Many Nicads lose capacity because of loss of water. This happens when a Nicad get hot and steam is released through the safety vent or a cell is charged too quickly and the gases generated escape through the vent. Electrolyte loss can be checked by weighing a suspect cell and comparing the weight with a known good cell of the same make and capacity. The water in a cell represents around one fifth of the total weight of an AA cell. A cell that weighs only 80% of the weight of a good cell has probably lost most of its water.
Older Nicads often show a white deposit around the vent. (Normally this is near the positive terminal.) This deposit is potassium carbonate. This occurs usually because the safety vent has opened at some time to release gas pressure because of overheating or overcharging. The vent then does not seal properly and a small amount of potassium hydroxide escapes. The potassium hydroxide quickly changes into potassium carbonate by taking carbon dioxide out of the air. The potassium carbonate can be removed with a damp cloth and drying the cell afterwards. The cell should be weighed to check for electrolyte loss before returning it to normal service.
"Good" Makes of Nicad
I have found that Uniross and Yuasa Nicads (and NiMH cells) aregenerally very good. Some other makes are not so good. The quality of manufacture can be estimated by the voltage shown on a digital multimeter (without a shunt) when a new cell has just been fully charged. Yuasa cells often reach 1.44 volts immediately after charging. Uniross cells usually manage 1.42 volts. Lesser makes struggle to reach 1.4 volts.
How to Check the "Goodness" of Your NiCads
A modern digital multimeter on its own is very poor at indicating the health of NiCd cells. The best way to check is to use the digital multimeter to measure the voltage while a significant current is being drawn from the cell. This should be done by connecting something like a 2.5V torch bulb from positive to negative at the same time as the meter.
If you know the resistance of the torch bulb you can work out the current drawn by the bulb from the voltage shown on the meter. If you then measure the voltage of the cell without the torch bulb connected you will get a higher voltage reading. Then you must do some arithmetic to work out how good the cell is. I will give you an example.
Let us say that the cell voltage reads 1.27 volts with the bulb connected and 1.31 volts without the bulb connected. The bulb resistance is 8.3 ohms (2.5V 0.3A) . This results in a current of 153mA at 1.27 volts. The voltage difference with and without the bulb is 0.04 volts. This gives a cell internal resistance of 0.26 ohms. (0.04/0.153 = 0.26) The higher the cell resistance, the worse the cell. The lower the resistance, the better.

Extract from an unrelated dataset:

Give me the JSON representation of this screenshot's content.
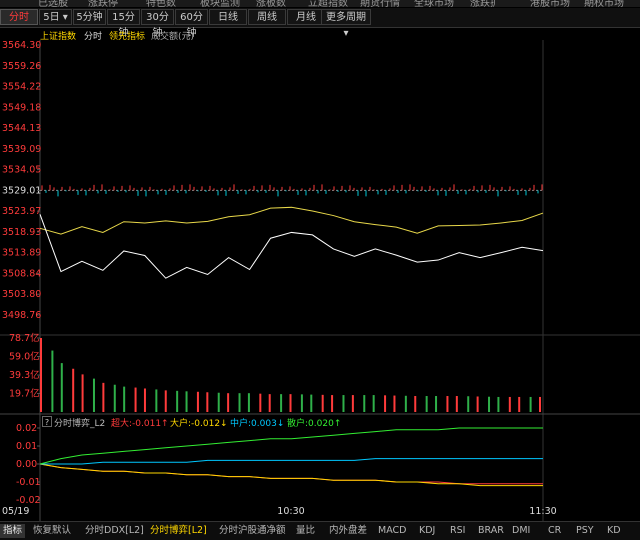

If you check each cell in this way you will find the internal resistances of all the cells. These resistances will give an indication of capacities of the cells. The higher the resistance, the lower the capacity. You must also remember that the capacity of a NiCd cell varies with the way that you use it. A fully charged cell discharged at 0.1C (C/10) will be flat after 10 hours. At 0.2C (C/5) the cell will be flat after 4 hours 10 minutes. At 1C it will be flat in 33 minutes.
Let us assume that we have a pack of four cells with a capacity
of 1Ah. Let us assume that the internal resistance of each cell
is 0.25 ohms. This gives a pack resistance of 1 ohm. The nominal
voltage of the pack is 5 volts. If the pack is discharged at 0.1C,
the resistance of the load is 50 ohms. The internal resistance
of the pack at 1 ohm is only 2% of the load resistance. At 0.2C
the resistance of the pack is 4% of the load of 25 ohms. At 1C
the resistance of the pack is 20% of the load of 5 ohms. As a
very rough and ready guide, the resistance of a battery pack in
relation to the load resistance is an indication of the capacity
to be expected with various loads. The charts below have been nicked from a well known NiCad manufacturer's website.
Now you know how to test the cells for their internal resistances,
and you know what current is drawn when you test your battery
pack's capacity, you can see if the loss of capacity that you
measured is related to the internal resistance of the battery